- **Task details**
The whole listing is to be repeated exactly. Add nothing.

- **Data shown**

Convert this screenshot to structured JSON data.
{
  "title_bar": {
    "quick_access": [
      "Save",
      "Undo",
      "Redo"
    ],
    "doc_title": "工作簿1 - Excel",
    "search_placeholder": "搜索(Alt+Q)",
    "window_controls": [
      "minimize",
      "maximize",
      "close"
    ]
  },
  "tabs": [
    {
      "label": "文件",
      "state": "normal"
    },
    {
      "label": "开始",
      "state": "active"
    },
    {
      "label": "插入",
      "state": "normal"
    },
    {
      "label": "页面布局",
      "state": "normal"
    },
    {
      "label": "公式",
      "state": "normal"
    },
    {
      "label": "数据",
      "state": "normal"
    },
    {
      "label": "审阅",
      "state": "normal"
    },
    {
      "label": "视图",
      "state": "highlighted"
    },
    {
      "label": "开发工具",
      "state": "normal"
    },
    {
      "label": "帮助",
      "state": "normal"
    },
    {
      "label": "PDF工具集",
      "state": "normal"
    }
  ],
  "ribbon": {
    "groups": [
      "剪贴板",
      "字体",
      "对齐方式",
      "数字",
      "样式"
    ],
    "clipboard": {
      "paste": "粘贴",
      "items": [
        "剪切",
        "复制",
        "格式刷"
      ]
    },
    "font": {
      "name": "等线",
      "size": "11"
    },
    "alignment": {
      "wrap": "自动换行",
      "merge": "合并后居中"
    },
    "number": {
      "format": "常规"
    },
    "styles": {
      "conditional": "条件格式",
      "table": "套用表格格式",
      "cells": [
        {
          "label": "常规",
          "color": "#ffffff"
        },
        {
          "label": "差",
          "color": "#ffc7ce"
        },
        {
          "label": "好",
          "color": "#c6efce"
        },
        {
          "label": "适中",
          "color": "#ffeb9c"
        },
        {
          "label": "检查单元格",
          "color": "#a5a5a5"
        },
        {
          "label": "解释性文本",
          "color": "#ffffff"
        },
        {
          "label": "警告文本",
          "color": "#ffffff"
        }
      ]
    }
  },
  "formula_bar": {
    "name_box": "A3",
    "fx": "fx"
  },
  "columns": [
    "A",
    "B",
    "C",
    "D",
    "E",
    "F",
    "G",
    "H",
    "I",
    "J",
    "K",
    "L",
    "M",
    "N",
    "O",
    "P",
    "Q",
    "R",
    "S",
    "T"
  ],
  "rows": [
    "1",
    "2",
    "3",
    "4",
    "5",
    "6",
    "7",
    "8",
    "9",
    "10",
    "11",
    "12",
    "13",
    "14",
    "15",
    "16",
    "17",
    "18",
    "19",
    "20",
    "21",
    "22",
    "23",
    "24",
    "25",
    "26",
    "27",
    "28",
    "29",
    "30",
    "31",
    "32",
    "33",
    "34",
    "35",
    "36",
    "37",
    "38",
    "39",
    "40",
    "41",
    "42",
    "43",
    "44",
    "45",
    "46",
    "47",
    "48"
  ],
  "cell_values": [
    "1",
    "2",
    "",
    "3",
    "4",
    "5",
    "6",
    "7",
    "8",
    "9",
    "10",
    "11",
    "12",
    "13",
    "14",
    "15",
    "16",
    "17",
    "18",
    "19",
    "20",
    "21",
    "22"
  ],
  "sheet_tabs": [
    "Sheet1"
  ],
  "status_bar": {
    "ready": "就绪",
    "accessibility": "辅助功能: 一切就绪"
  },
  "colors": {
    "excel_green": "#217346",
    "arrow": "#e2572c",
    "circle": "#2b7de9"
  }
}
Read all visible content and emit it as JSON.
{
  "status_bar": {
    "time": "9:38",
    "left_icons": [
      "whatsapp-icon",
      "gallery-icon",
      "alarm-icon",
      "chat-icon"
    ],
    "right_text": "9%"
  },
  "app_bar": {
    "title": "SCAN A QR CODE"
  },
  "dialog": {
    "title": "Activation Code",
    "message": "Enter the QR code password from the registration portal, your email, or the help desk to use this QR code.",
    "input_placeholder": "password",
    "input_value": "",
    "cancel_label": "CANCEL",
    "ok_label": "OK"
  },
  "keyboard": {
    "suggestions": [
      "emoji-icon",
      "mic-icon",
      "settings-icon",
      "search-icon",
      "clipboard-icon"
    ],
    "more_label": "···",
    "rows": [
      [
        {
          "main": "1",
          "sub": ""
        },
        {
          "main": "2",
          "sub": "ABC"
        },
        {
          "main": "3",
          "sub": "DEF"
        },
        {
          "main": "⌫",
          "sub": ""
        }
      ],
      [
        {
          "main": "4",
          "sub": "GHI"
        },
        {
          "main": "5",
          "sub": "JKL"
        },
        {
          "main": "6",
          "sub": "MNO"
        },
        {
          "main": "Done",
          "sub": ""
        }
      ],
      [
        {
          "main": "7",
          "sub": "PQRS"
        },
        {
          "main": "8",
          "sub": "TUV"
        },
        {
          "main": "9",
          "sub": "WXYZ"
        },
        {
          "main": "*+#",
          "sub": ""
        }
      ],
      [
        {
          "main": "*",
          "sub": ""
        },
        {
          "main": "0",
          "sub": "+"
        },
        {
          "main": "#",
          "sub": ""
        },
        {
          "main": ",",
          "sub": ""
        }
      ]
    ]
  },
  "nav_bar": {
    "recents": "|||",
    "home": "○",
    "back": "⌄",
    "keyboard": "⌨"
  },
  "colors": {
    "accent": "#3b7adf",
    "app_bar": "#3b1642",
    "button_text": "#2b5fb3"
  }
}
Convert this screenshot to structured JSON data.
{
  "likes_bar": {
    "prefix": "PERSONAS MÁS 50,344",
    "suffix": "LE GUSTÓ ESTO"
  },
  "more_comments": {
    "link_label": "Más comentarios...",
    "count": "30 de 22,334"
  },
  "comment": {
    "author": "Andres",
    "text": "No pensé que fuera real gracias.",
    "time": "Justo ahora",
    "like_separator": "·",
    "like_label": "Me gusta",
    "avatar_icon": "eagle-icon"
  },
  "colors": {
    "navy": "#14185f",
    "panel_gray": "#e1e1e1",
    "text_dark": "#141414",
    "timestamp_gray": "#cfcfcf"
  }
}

- **Solution for this exercise**
Convert this screenshot to structured JSON data.
{
  "title_bar": {
    "quick_access": [
      "Save",
      "Undo",
      "Redo"
    ],
    "doc_title": "工作簿1 - Excel",
    "search_placeholder": "搜索(Alt+Q)",
    "window_controls": [
      "minimize",
      "maximize",
      "close"
    ]
  },
  "tabs": [
    {
      "label": "文件",
      "state": "normal"
    },
    {
      "label": "开始",
      "state": "active"
    },
    {
      "label": "插入",
      "state": "normal"
    },
    {
      "label": "页面布局",
      "state": "normal"
    },
    {
      "label": "公式",
      "state": "normal"
    },
    {
      "label": "数据",
      "state": "normal"
    },
    {
      "label": "审阅",
      "state": "normal"
    },
    {
      "label": "视图",
      "state": "highlighted"
    },
    {
      "label": "开发工具",
      "state": "normal"
    },
    {
      "label": "帮助",
      "state": "normal"
    },
    {
      "label": "PDF工具集",
      "state": "normal"
    }
  ],
  "ribbon": {
    "groups": [
      "剪贴板",
      "字体",
      "对齐方式",
      "数字",
      "样式"
    ],
    "clipboard": {
      "paste": "粘贴",
      "items": [
        "剪切",
        "复制",
        "格式刷"
      ]
    },
    "font": {
      "name": "等线",
      "size": "11"
    },
    "alignment": {
      "wrap": "自动换行",
      "merge": "合并后居中"
    },
    "number": {
      "format": "常规"
    },
    "styles": {
      "conditional": "条件格式",
      "table": "套用表格格式",
      "cells": [
        {
          "label": "常规",
          "color": "#ffffff"
        },
        {
          "label": "差",
          "color": "#ffc7ce"
        },
        {
          "label": "好",
          "color": "#c6efce"
        },
        {
          "label": "适中",
          "color": "#ffeb9c"
        },
        {
          "label": "检查单元格",
          "color": "#a5a5a5"
        },
        {
          "label": "解释性文本",
          "color": "#ffffff"
        },
        {
          "label": "警告文本",
          "color": "#ffffff"
        }
      ]
    }
  },
  "formula_bar": {
    "name_box": "A3",
    "fx": "fx"
  },
  "columns": [
    "A",
    "B",
    "C",
    "D",
    "E",
    "F",
    "G",
    "H",
    "I",
    "J",
    "K",
    "L",
    "M",
    "N",
    "O",
    "P",
    "Q",
    "R",
    "S",
    "T"
  ],
  "rows": [
    "1",
    "2",
    "3",
    "4",
    "5",
    "6",
    "7",
    "8",
    "9",
    "10",
    "11",
    "12",
    "13",
    "14",
    "15",
    "16",
    "17",
    "18",
    "19",
    "20",
    "21",
    "22",
    "23",
    "24",
    "25",
    "26",
    "27",
    "28",
    "29",
    "30",
    "31",
    "32",
    "33",
    "34",
    "35",
    "36",
    "37",
    "38",
    "39",
    "40",
    "41",
    "42",
    "43",
    "44",
    "45",
    "46",
    "47",
    "48"
  ],
  "cell_values": [
    "1",
    "2",
    "",
    "3",
    "4",
    "5",
    "6",
    "7",
    "8",
    "9",
    "10",
    "11",
    "12",
    "13",
    "14",
    "15",
    "16",
    "17",
    "18",
    "19",
    "20",
    "21",
    "22"
  ],
  "sheet_tabs": [
    "Sheet1"
  ],
  "status_bar": {
    "ready": "就绪",
    "accessibility": "辅助功能: 一切就绪"
  },
  "colors": {
    "excel_green": "#217346",
    "arrow": "#e2572c",
    "circle": "#2b7de9"
  }
}
Read all visible content and emit it as JSON.
{
  "status_bar": {
    "time": "9:38",
    "left_icons": [
      "whatsapp-icon",
      "gallery-icon",
      "alarm-icon",
      "chat-icon"
    ],
    "right_text": "9%"
  },
  "app_bar": {
    "title": "SCAN A QR CODE"
  },
  "dialog": {
    "title": "Activation Code",
    "message": "Enter the QR code password from the registration portal, your email, or the help desk to use this QR code.",
    "input_placeholder": "password",
    "input_value": "",
    "cancel_label": "CANCEL",
    "ok_label": "OK"
  },
  "keyboard": {
    "suggestions": [
      "emoji-icon",
      "mic-icon",
      "settings-icon",
      "search-icon",
      "clipboard-icon"
    ],
    "more_label": "···",
    "rows": [
      [
        {
          "main": "1",
          "sub": ""
        },
        {
          "main": "2",
          "sub": "ABC"
        },
        {
          "main": "3",
          "sub": "DEF"
        },
        {
          "main": "⌫",
          "sub": ""
        }
      ],
      [
        {
          "main": "4",
          "sub": "GHI"
        },
        {
          "main": "5",
          "sub": "JKL"
        },
        {
          "main": "6",
          "sub": "MNO"
        },
        {
          "main": "Done",
          "sub": ""
        }
      ],
      [
        {
          "main": "7",
          "sub": "PQRS"
        },
        {
          "main": "8",
          "sub": "TUV"
        },
        {
          "main": "9",
          "sub": "WXYZ"
        },
        {
          "main": "*+#",
          "sub": ""
        }
      ],
      [
        {
          "main": "*",
          "sub": ""
        },
        {
          "main": "0",
          "sub": "+"
        },
        {
          "main": "#",
          "sub": ""
        },
        {
          "main": ",",
          "sub": ""
        }
      ]
    ]
  },
  "nav_bar": {
    "recents": "|||",
    "home": "○",
    "back": "⌄",
    "keyboard": "⌨"
  },
  "colors": {
    "accent": "#3b7adf",
    "app_bar": "#3b1642",
    "button_text": "#2b5fb3"
  }
}
Convert this screenshot to structured JSON data.
{
  "likes_bar": {
    "prefix": "PERSONAS MÁS 50,344",
    "suffix": "LE GUSTÓ ESTO"
  },
  "more_comments": {
    "link_label": "Más comentarios...",
    "count": "30 de 22,334"
  },
  "comment": {
    "author": "Andres",
    "text": "No pensé que fuera real gracias.",
    "time": "Justo ahora",
    "like_separator": "·",
    "like_label": "Me gusta",
    "avatar_icon": "eagle-icon"
  },
  "colors": {
    "navy": "#14185f",
    "panel_gray": "#e1e1e1",
    "text_dark": "#141414",
    "timestamp_gray": "#cfcfcf"
  }
}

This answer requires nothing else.